Just beyond the bridge, you will ascend a kame terrace whose flattop and steep sides provided a well-drained area for Indians to locate their campsites. As you walk along the terrace look for the remains of two large charcoal hearths, 50 ft. to the left. Hearths are identified as level areas about 30 ft. wide with a shallow ditch around their edge. Charcoal was made here, from the Revolutionary War through the Civil War, by piling 30 cords of wood together, covering it with leaves and pine needles, and banking it with a dirt ditch. It took 14 days to burn the wood to produce charcoal for the area's iron ore furnaces.

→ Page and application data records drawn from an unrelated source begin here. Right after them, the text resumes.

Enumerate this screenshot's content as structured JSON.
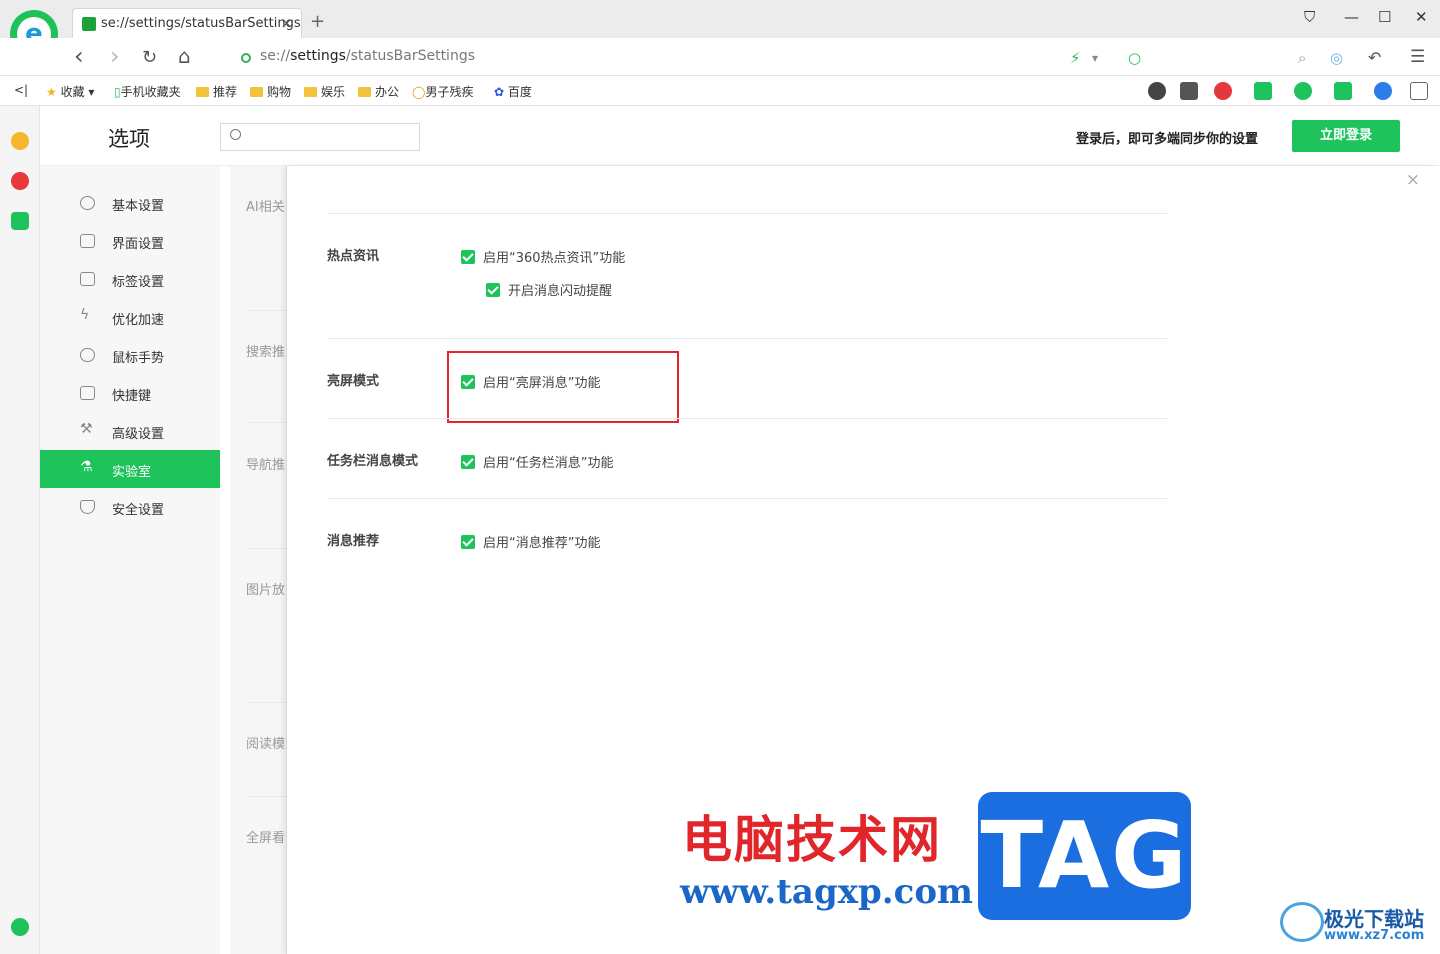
{
  "tab": {
    "title": "se://settings/statusBarSettings",
    "close": "×"
  },
  "newtab": "+",
  "window": {
    "min": "—",
    "max": "☐",
    "close": "✕",
    "skin": "👕"
  },
  "nav": {
    "back": "‹",
    "forward": "›",
    "reload": "↻",
    "home": "⌂",
    "url_prefix": "se://",
    "url_bold": "settings",
    "url_suffix": "/statusBarSettings"
  },
  "bookmarks": {
    "collapse": "<|",
    "items": [
      "收藏",
      "手机收藏夹",
      "推荐",
      "购物",
      "娱乐",
      "办公",
      "男子残疾",
      "百度"
    ]
  },
  "header": {
    "title": "选项",
    "search_placeholder": "",
    "login_hint": "登录后，即可多端同步你的设置",
    "login_button": "立即登录"
  },
  "menu": {
    "items": [
      {
        "label": "基本设置"
      },
      {
        "label": "界面设置"
      },
      {
        "label": "标签设置"
      },
      {
        "label": "优化加速"
      },
      {
        "label": "鼠标手势"
      },
      {
        "label": "快捷键"
      },
      {
        "label": "高级设置"
      },
      {
        "label": "实验室",
        "active": true
      },
      {
        "label": "安全设置"
      }
    ]
  },
  "midcol": [
    "AI相关",
    "搜索推",
    "导航推",
    "图片放",
    "阅读模",
    "全屏看"
  ],
  "panel": {
    "close": "×",
    "sections": [
      {
        "title": "热点资讯",
        "options": [
          "启用“360热点资讯”功能",
          "开启消息闪动提醒"
        ]
      },
      {
        "title": "亮屏模式",
        "options": [
          "启用“亮屏消息”功能"
        ]
      },
      {
        "title": "任务栏消息模式",
        "options": [
          "启用“任务栏消息”功能"
        ]
      },
      {
        "title": "消息推荐",
        "options": [
          "启用“消息推荐”功能"
        ]
      }
    ]
  },
  "watermark": {
    "cn": "电脑技术网",
    "url": "www.tagxp.com",
    "tag": "TAG",
    "site_cn": "极光下载站",
    "site_url": "www.xz7.com"
  },
  "colors": {
    "accent": "#1fc35c",
    "highlight": "#e8242b"
  }
}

For the next 20 minutes you are, literally walking in the footsteps of the woodland Indians that made this terrace their home from 2000 BC to 600 AD. This area is on the National Register of Historic Places because of the recent discovery of 18 Indian village sites and many artifacts. It is easy to understand why the Indians were drawn to this Eden like spot with its sheltering trees, fresh water, abundant wildlife, fertile fields, wetlands with reeds for weaving, and soapstone for quarrying.